Task directions:
All entries below must be output word for word, and the pictures left behind.

▬▬▬

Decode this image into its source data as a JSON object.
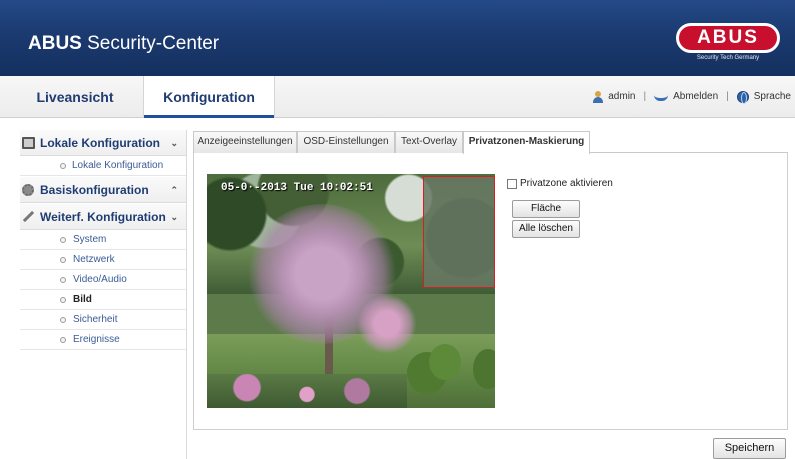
{
  "header": {
    "title_bold": "ABUS",
    "title_rest": " Security-Center",
    "logo_text": "ABUS",
    "logo_tagline": "Security Tech Germany",
    "brand_color": "#1b3a70",
    "logo_color": "#c8102e"
  },
  "topnav": {
    "tabs": [
      {
        "label": "Liveansicht"
      },
      {
        "label": "Konfiguration"
      }
    ],
    "active_tab": "Konfiguration",
    "user": "admin",
    "separator": "|",
    "logout": "Abmelden",
    "language": "Sprache"
  },
  "sidebar": {
    "sections": [
      {
        "label": "Lokale Konfiguration",
        "chevron": "⌄",
        "icon": "monitor-icon"
      },
      {
        "label": "Basiskonfiguration",
        "chevron": "⌃",
        "icon": "gear-icon"
      },
      {
        "label": "Weiterf. Konfiguration",
        "chevron": "⌄",
        "icon": "wrench-icon"
      }
    ],
    "local_items": [
      "Lokale Konfiguration"
    ],
    "advanced_items": [
      "System",
      "Netzwerk",
      "Video/Audio",
      "Bild",
      "Sicherheit",
      "Ereignisse"
    ],
    "active_item": "Bild"
  },
  "tabs": [
    {
      "label": "Anzeigeeinstellungen"
    },
    {
      "label": "OSD-Einstellungen"
    },
    {
      "label": "Text-Overlay"
    },
    {
      "label": "Privatzonen-Maskierung"
    }
  ],
  "active_content_tab": "Privatzonen-Maskierung",
  "camera": {
    "osd": "05-0·-2013 Tue 10:02:51"
  },
  "controls": {
    "checkbox_label": "Privatzone aktivieren",
    "checkbox_checked": false,
    "area_button": "Fläche",
    "clear_all_button": "Alle löschen",
    "save_button": "Speichern"
  }
}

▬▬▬

Task solution:
Decode this image into its source data as a JSON object.
{
  "header": {
    "title_bold": "ABUS",
    "title_rest": " Security-Center",
    "logo_text": "ABUS",
    "logo_tagline": "Security Tech Germany",
    "brand_color": "#1b3a70",
    "logo_color": "#c8102e"
  },
  "topnav": {
    "tabs": [
      {
        "label": "Liveansicht"
      },
      {
        "label": "Konfiguration"
      }
    ],
    "active_tab": "Konfiguration",
    "user": "admin",
    "separator": "|",
    "logout": "Abmelden",
    "language": "Sprache"
  },
  "sidebar": {
    "sections": [
      {
        "label": "Lokale Konfiguration",
        "chevron": "⌄",
        "icon": "monitor-icon"
      },
      {
        "label": "Basiskonfiguration",
        "chevron": "⌃",
        "icon": "gear-icon"
      },
      {
        "label": "Weiterf. Konfiguration",
        "chevron": "⌄",
        "icon": "wrench-icon"
      }
    ],
    "local_items": [
      "Lokale Konfiguration"
    ],
    "advanced_items": [
      "System",
      "Netzwerk",
      "Video/Audio",
      "Bild",
      "Sicherheit",
      "Ereignisse"
    ],
    "active_item": "Bild"
  },
  "tabs": [
    {
      "label": "Anzeigeeinstellungen"
    },
    {
      "label": "OSD-Einstellungen"
    },
    {
      "label": "Text-Overlay"
    },
    {
      "label": "Privatzonen-Maskierung"
    }
  ],
  "active_content_tab": "Privatzonen-Maskierung",
  "camera": {
    "osd": "05-0·-2013 Tue 10:02:51"
  },
  "controls": {
    "checkbox_label": "Privatzone aktivieren",
    "checkbox_checked": false,
    "area_button": "Fläche",
    "clear_all_button": "Alle löschen",
    "save_button": "Speichern"
  }
}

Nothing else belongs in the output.